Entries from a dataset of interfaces
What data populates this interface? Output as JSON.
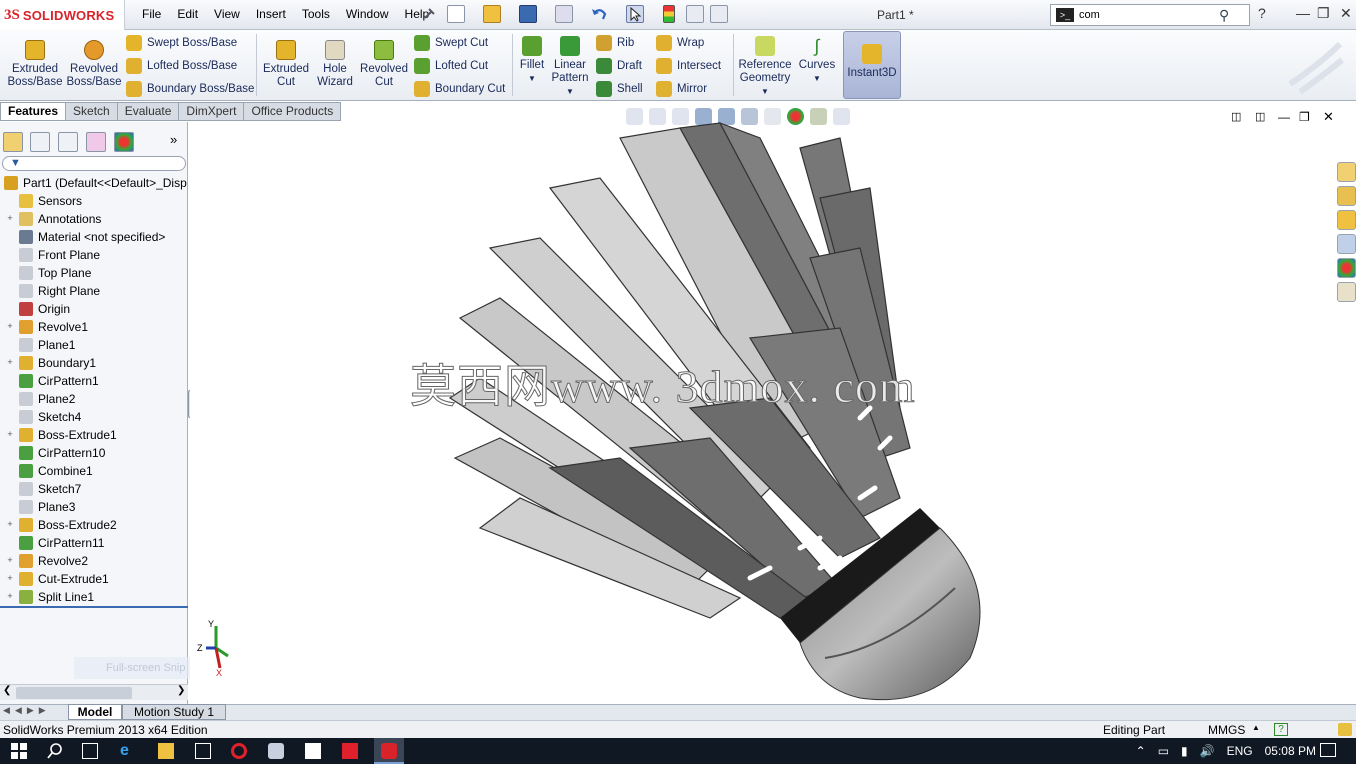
{
  "app": {
    "logo_ds": "3S",
    "logo_name": "SOLIDWORKS",
    "doc_title": "Part1 *"
  },
  "menu": [
    "File",
    "Edit",
    "View",
    "Insert",
    "Tools",
    "Window",
    "Help"
  ],
  "search": {
    "value": "com"
  },
  "ribbon": {
    "extruded_boss": "Extruded Boss/Base",
    "revolved_boss": "Revolved Boss/Base",
    "swept_boss": "Swept Boss/Base",
    "lofted_boss": "Lofted Boss/Base",
    "boundary_boss": "Boundary Boss/Base",
    "extruded_cut": "Extruded Cut",
    "hole_wizard": "Hole Wizard",
    "revolved_cut": "Revolved Cut",
    "swept_cut": "Swept Cut",
    "lofted_cut": "Lofted Cut",
    "boundary_cut": "Boundary Cut",
    "fillet": "Fillet",
    "linear_pattern": "Linear Pattern",
    "rib": "Rib",
    "draft": "Draft",
    "shell": "Shell",
    "wrap": "Wrap",
    "intersect": "Intersect",
    "mirror": "Mirror",
    "ref_geometry": "Reference Geometry",
    "curves": "Curves",
    "instant3d": "Instant3D"
  },
  "tabs": [
    "Features",
    "Sketch",
    "Evaluate",
    "DimXpert",
    "Office Products"
  ],
  "tree": [
    {
      "label": "Part1  (Default<<Default>_Disp",
      "icon": "part-icon",
      "color": "#d8a020",
      "exp": ""
    },
    {
      "label": "Sensors",
      "icon": "sensor-icon",
      "color": "#e8c040",
      "exp": ""
    },
    {
      "label": "Annotations",
      "icon": "annotation-icon",
      "color": "#e0c060",
      "exp": "+"
    },
    {
      "label": "Material <not specified>",
      "icon": "material-icon",
      "color": "#6a7a90",
      "exp": ""
    },
    {
      "label": "Front Plane",
      "icon": "plane-icon",
      "color": "#c8ccd4",
      "exp": ""
    },
    {
      "label": "Top Plane",
      "icon": "plane-icon",
      "color": "#c8ccd4",
      "exp": ""
    },
    {
      "label": "Right Plane",
      "icon": "plane-icon",
      "color": "#c8ccd4",
      "exp": ""
    },
    {
      "label": "Origin",
      "icon": "origin-icon",
      "color": "#c04040",
      "exp": ""
    },
    {
      "label": "Revolve1",
      "icon": "revolve-icon",
      "color": "#e0a030",
      "exp": "+"
    },
    {
      "label": "Plane1",
      "icon": "plane-icon",
      "color": "#c8ccd4",
      "exp": ""
    },
    {
      "label": "Boundary1",
      "icon": "boundary-icon",
      "color": "#e0b030",
      "exp": "+"
    },
    {
      "label": "CirPattern1",
      "icon": "pattern-icon",
      "color": "#4aa040",
      "exp": ""
    },
    {
      "label": "Plane2",
      "icon": "plane-icon",
      "color": "#c8ccd4",
      "exp": ""
    },
    {
      "label": "Sketch4",
      "icon": "sketch-icon",
      "color": "#c8ccd4",
      "exp": ""
    },
    {
      "label": "Boss-Extrude1",
      "icon": "extrude-icon",
      "color": "#e0b030",
      "exp": "+"
    },
    {
      "label": "CirPattern10",
      "icon": "pattern-icon",
      "color": "#4aa040",
      "exp": ""
    },
    {
      "label": "Combine1",
      "icon": "pattern-icon",
      "color": "#4aa040",
      "exp": ""
    },
    {
      "label": "Sketch7",
      "icon": "sketch-icon",
      "color": "#c8ccd4",
      "exp": ""
    },
    {
      "label": "Plane3",
      "icon": "plane-icon",
      "color": "#c8ccd4",
      "exp": ""
    },
    {
      "label": "Boss-Extrude2",
      "icon": "extrude-icon",
      "color": "#e0b030",
      "exp": "+"
    },
    {
      "label": "CirPattern11",
      "icon": "pattern-icon",
      "color": "#4aa040",
      "exp": ""
    },
    {
      "label": "Revolve2",
      "icon": "revolve-icon",
      "color": "#e0a030",
      "exp": "+"
    },
    {
      "label": "Cut-Extrude1",
      "icon": "cut-icon",
      "color": "#e0b030",
      "exp": "+"
    },
    {
      "label": "Split Line1",
      "icon": "splitline-icon",
      "color": "#8ab040",
      "exp": "+"
    }
  ],
  "overlay": {
    "watermark": "莫西网www. 3dmox. com",
    "snip": "Full-screen Snip"
  },
  "triad": {
    "x": "X",
    "y": "Y",
    "z": "Z"
  },
  "bottom_tabs": [
    "Model",
    "Motion Study 1"
  ],
  "status": {
    "edition": "SolidWorks Premium 2013 x64 Edition",
    "mode": "Editing Part",
    "units": "MMGS"
  },
  "taskbar": {
    "lang": "ENG",
    "time": "05:08 PM"
  }
}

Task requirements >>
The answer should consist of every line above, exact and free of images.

Task result >>
What data populates this interface? Output as JSON.
{
  "app": {
    "logo_ds": "3S",
    "logo_name": "SOLIDWORKS",
    "doc_title": "Part1 *"
  },
  "menu": [
    "File",
    "Edit",
    "View",
    "Insert",
    "Tools",
    "Window",
    "Help"
  ],
  "search": {
    "value": "com"
  },
  "ribbon": {
    "extruded_boss": "Extruded Boss/Base",
    "revolved_boss": "Revolved Boss/Base",
    "swept_boss": "Swept Boss/Base",
    "lofted_boss": "Lofted Boss/Base",
    "boundary_boss": "Boundary Boss/Base",
    "extruded_cut": "Extruded Cut",
    "hole_wizard": "Hole Wizard",
    "revolved_cut": "Revolved Cut",
    "swept_cut": "Swept Cut",
    "lofted_cut": "Lofted Cut",
    "boundary_cut": "Boundary Cut",
    "fillet": "Fillet",
    "linear_pattern": "Linear Pattern",
    "rib": "Rib",
    "draft": "Draft",
    "shell": "Shell",
    "wrap": "Wrap",
    "intersect": "Intersect",
    "mirror": "Mirror",
    "ref_geometry": "Reference Geometry",
    "curves": "Curves",
    "instant3d": "Instant3D"
  },
  "tabs": [
    "Features",
    "Sketch",
    "Evaluate",
    "DimXpert",
    "Office Products"
  ],
  "tree": [
    {
      "label": "Part1  (Default<<Default>_Disp",
      "icon": "part-icon",
      "color": "#d8a020",
      "exp": ""
    },
    {
      "label": "Sensors",
      "icon": "sensor-icon",
      "color": "#e8c040",
      "exp": ""
    },
    {
      "label": "Annotations",
      "icon": "annotation-icon",
      "color": "#e0c060",
      "exp": "+"
    },
    {
      "label": "Material <not specified>",
      "icon": "material-icon",
      "color": "#6a7a90",
      "exp": ""
    },
    {
      "label": "Front Plane",
      "icon": "plane-icon",
      "color": "#c8ccd4",
      "exp": ""
    },
    {
      "label": "Top Plane",
      "icon": "plane-icon",
      "color": "#c8ccd4",
      "exp": ""
    },
    {
      "label": "Right Plane",
      "icon": "plane-icon",
      "color": "#c8ccd4",
      "exp": ""
    },
    {
      "label": "Origin",
      "icon": "origin-icon",
      "color": "#c04040",
      "exp": ""
    },
    {
      "label": "Revolve1",
      "icon": "revolve-icon",
      "color": "#e0a030",
      "exp": "+"
    },
    {
      "label": "Plane1",
      "icon": "plane-icon",
      "color": "#c8ccd4",
      "exp": ""
    },
    {
      "label": "Boundary1",
      "icon": "boundary-icon",
      "color": "#e0b030",
      "exp": "+"
    },
    {
      "label": "CirPattern1",
      "icon": "pattern-icon",
      "color": "#4aa040",
      "exp": ""
    },
    {
      "label": "Plane2",
      "icon": "plane-icon",
      "color": "#c8ccd4",
      "exp": ""
    },
    {
      "label": "Sketch4",
      "icon": "sketch-icon",
      "color": "#c8ccd4",
      "exp": ""
    },
    {
      "label": "Boss-Extrude1",
      "icon": "extrude-icon",
      "color": "#e0b030",
      "exp": "+"
    },
    {
      "label": "CirPattern10",
      "icon": "pattern-icon",
      "color": "#4aa040",
      "exp": ""
    },
    {
      "label": "Combine1",
      "icon": "pattern-icon",
      "color": "#4aa040",
      "exp": ""
    },
    {
      "label": "Sketch7",
      "icon": "sketch-icon",
      "color": "#c8ccd4",
      "exp": ""
    },
    {
      "label": "Plane3",
      "icon": "plane-icon",
      "color": "#c8ccd4",
      "exp": ""
    },
    {
      "label": "Boss-Extrude2",
      "icon": "extrude-icon",
      "color": "#e0b030",
      "exp": "+"
    },
    {
      "label": "CirPattern11",
      "icon": "pattern-icon",
      "color": "#4aa040",
      "exp": ""
    },
    {
      "label": "Revolve2",
      "icon": "revolve-icon",
      "color": "#e0a030",
      "exp": "+"
    },
    {
      "label": "Cut-Extrude1",
      "icon": "cut-icon",
      "color": "#e0b030",
      "exp": "+"
    },
    {
      "label": "Split Line1",
      "icon": "splitline-icon",
      "color": "#8ab040",
      "exp": "+"
    }
  ],
  "overlay": {
    "watermark": "莫西网www. 3dmox. com",
    "snip": "Full-screen Snip"
  },
  "triad": {
    "x": "X",
    "y": "Y",
    "z": "Z"
  },
  "bottom_tabs": [
    "Model",
    "Motion Study 1"
  ],
  "status": {
    "edition": "SolidWorks Premium 2013 x64 Edition",
    "mode": "Editing Part",
    "units": "MMGS"
  },
  "taskbar": {
    "lang": "ENG",
    "time": "05:08 PM"
  }
}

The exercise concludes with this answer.